■ **Given data**:

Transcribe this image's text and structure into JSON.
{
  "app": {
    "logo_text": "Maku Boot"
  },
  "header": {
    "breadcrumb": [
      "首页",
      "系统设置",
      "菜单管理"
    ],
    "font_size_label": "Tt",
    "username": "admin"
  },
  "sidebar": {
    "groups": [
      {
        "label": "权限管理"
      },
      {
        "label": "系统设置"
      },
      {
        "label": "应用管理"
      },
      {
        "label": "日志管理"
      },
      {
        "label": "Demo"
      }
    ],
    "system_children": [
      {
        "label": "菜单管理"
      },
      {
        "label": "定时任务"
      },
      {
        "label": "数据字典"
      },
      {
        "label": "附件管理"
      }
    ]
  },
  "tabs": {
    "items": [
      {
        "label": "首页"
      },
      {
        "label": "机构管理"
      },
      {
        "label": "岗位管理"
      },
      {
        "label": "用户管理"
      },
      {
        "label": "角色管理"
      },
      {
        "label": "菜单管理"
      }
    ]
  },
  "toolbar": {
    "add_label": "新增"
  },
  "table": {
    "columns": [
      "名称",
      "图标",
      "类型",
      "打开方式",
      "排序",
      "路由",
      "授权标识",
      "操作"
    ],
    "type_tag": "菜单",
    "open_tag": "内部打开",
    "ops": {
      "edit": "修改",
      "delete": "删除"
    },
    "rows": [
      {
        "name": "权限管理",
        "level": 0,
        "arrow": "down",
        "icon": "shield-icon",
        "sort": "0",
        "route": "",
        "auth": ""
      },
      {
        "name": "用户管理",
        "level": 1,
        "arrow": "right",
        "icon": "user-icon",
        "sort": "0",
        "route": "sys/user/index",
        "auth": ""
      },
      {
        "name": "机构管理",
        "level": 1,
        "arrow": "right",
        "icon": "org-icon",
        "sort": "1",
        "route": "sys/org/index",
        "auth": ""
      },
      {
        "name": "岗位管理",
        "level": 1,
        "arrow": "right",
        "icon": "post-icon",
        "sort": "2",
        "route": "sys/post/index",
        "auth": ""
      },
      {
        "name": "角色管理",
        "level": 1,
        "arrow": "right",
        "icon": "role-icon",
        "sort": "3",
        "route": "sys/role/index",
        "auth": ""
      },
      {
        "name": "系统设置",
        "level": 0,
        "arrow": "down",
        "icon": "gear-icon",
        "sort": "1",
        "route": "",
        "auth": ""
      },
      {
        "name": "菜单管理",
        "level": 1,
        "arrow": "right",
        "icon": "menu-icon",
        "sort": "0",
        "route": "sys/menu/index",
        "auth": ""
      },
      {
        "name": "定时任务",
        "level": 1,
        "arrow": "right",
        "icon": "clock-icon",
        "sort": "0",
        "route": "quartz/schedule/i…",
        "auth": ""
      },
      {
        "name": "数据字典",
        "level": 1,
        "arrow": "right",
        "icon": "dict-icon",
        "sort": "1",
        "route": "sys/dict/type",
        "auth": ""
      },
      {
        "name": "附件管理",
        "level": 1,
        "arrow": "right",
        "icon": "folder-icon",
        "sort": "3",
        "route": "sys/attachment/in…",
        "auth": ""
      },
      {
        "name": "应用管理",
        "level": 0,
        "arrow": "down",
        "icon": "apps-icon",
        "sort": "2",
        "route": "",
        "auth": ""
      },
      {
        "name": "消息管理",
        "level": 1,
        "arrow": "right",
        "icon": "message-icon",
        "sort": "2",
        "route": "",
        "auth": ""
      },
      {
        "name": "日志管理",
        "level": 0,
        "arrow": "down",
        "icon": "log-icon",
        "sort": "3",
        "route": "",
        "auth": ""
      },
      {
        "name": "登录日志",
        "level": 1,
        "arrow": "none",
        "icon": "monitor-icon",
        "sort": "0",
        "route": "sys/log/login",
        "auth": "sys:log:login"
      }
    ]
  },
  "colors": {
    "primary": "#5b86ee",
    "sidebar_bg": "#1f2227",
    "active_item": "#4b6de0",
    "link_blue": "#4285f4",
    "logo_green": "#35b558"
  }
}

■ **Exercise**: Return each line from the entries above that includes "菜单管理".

■ **Result below**:
      "菜单管理"
        "label": "菜单管理"
        "label": "菜单管理"
        "name": "菜单管理",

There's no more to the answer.